→ Problem
With the entries below as the source, tally the lines that contain the string "emblem" and give the number only.

***

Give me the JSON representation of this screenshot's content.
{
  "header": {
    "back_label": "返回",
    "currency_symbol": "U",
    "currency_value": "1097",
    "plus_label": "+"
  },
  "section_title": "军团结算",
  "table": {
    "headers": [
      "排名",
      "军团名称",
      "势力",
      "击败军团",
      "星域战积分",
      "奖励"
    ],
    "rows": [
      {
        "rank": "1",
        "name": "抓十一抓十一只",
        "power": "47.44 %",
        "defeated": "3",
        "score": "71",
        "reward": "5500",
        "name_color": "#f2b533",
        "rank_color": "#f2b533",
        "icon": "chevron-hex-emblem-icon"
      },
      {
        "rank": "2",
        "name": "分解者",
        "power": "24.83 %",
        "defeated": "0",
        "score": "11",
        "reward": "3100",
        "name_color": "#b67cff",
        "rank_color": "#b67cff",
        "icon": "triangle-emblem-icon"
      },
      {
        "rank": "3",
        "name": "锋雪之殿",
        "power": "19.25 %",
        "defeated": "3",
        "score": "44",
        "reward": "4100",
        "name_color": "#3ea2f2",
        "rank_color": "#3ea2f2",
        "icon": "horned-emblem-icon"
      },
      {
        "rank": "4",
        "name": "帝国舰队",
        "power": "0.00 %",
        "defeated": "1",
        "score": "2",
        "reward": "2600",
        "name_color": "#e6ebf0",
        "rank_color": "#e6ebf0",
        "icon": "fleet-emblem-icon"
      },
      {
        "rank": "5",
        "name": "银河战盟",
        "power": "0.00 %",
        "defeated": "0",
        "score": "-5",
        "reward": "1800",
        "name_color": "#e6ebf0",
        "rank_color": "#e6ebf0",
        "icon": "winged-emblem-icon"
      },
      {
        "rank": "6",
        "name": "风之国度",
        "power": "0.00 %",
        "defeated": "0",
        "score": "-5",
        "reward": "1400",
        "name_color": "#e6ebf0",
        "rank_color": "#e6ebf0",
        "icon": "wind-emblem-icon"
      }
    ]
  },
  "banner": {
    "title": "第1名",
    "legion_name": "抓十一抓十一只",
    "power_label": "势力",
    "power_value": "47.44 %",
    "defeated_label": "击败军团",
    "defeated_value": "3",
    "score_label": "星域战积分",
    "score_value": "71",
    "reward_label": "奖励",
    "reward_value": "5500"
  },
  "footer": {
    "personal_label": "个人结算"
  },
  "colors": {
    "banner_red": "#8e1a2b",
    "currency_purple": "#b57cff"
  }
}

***

→ Solved exercise
6